A DROP in unsecured lending to UK households suggests lenders have taken heed of the Bank of England’s warning on ballooning consumer credit.
The central bank’s latest credit conditions survey reveals the availability of unsecured lending fell in the third quarter and banks are expecting a further “significant” decrease in the fourth quarter.
In June, Bank of England Governor Mark Carney expressed concerns about the boom in consumer credit, which increased by 10.3 per cent in the year to April 2017 – markedly faster than nominal household income growth.
The survey shows unsecured lending availability is now falling at its fastest rate since 2009.
Meanwhile, the net balance of lenders’ expectations for unsecured lending availability for the next three months fell to -28.6 per cent from -16.2 per cent, the sharpest contraction since the fourth quarter of 2008.
Banks tightened their credit scoring criteria for non-mortgage loans and the proportion of applications being approved also fell.
But the report also reveals default rates on unsecured lending rose significantly in the third quarter, suggesting some households are struggling.
This follows figures from the Office for National Statistics showing households in Britain have seen their spending power fall for four consecutive quarters and have a worsening perception of their own financial situation.
Read more: FCA chief outlines consumer credit concerns
Default rates on loans to businesses remained unchanged in the third quarter.
The availability of secured credit increased slightly, predominantly for borrowers with loan-to-value ratios of 75 per cent or less.
Lenders said they expect secured credit availability to remain unchanged over the next three months.
Separate research by trade association UK Finance shows lending for house purchases was higher in August 2017 than in both the preceding month and a year earlier.

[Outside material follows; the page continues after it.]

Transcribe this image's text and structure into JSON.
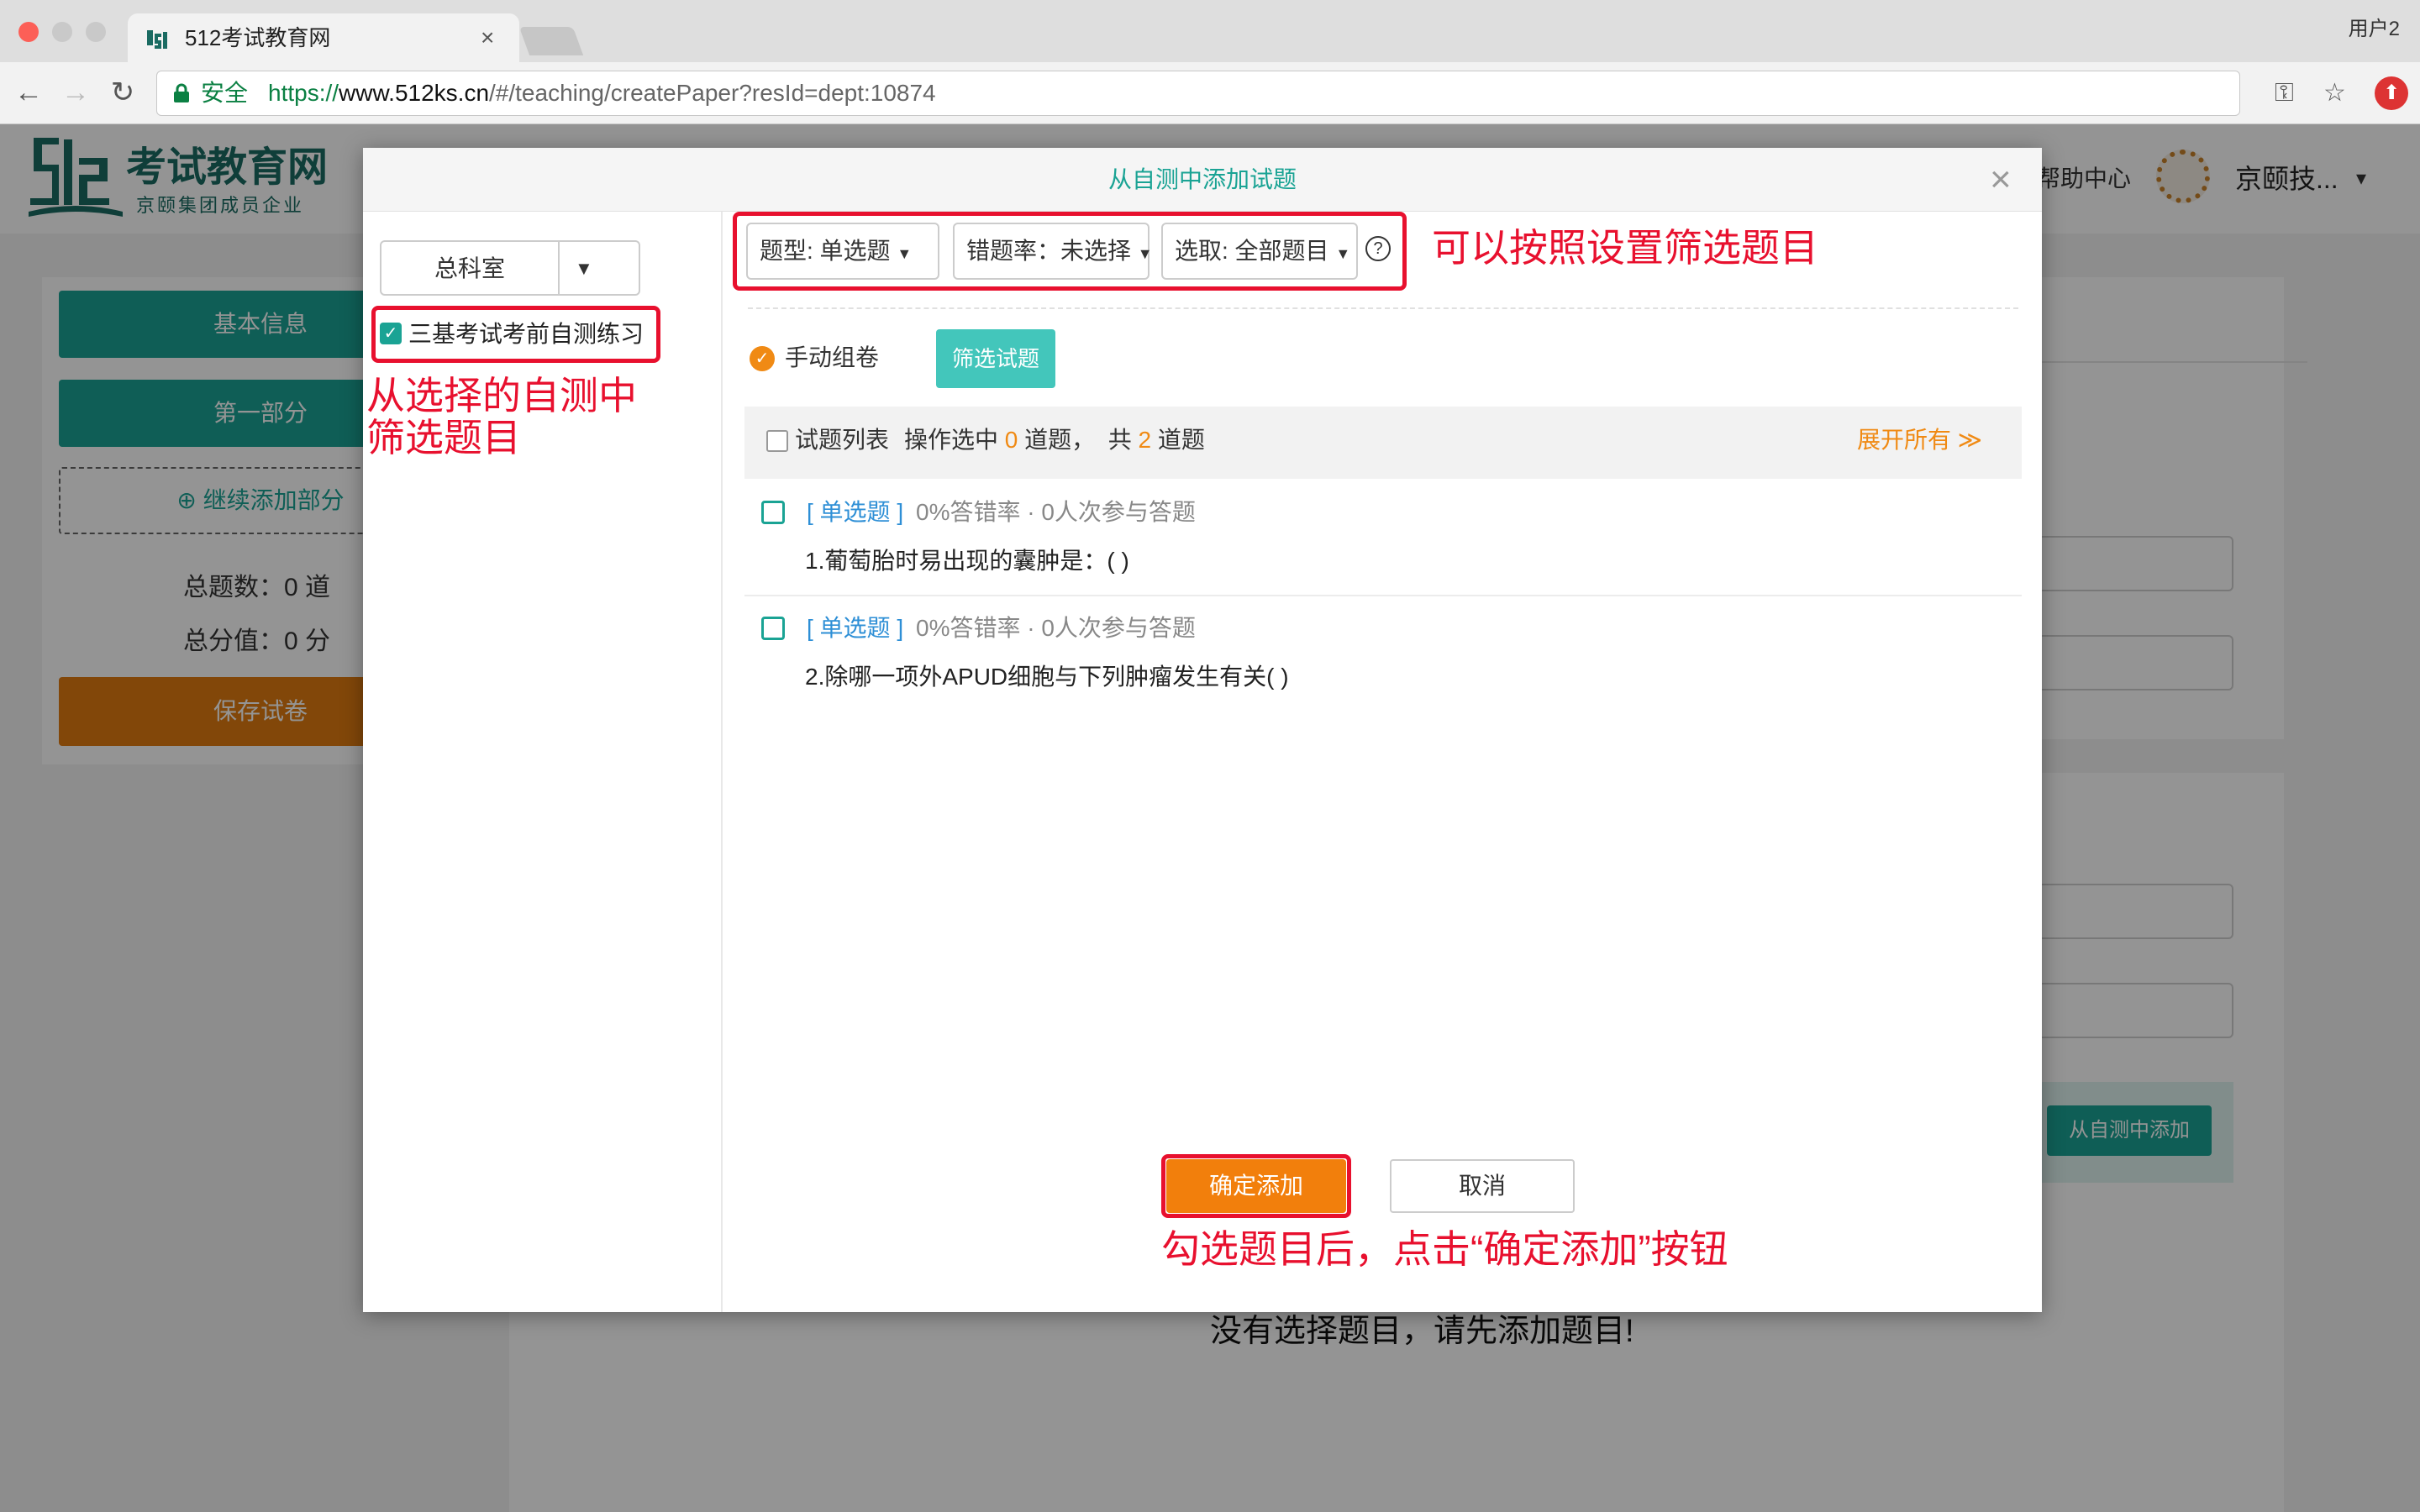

First-time buyers borrowed £5.7bn, 12 per cent more than a year ago; home movers borrowed £8.4bn, up 20 per cent; and remortgaging totalled £6.4bn, eight per cent up on a year ago.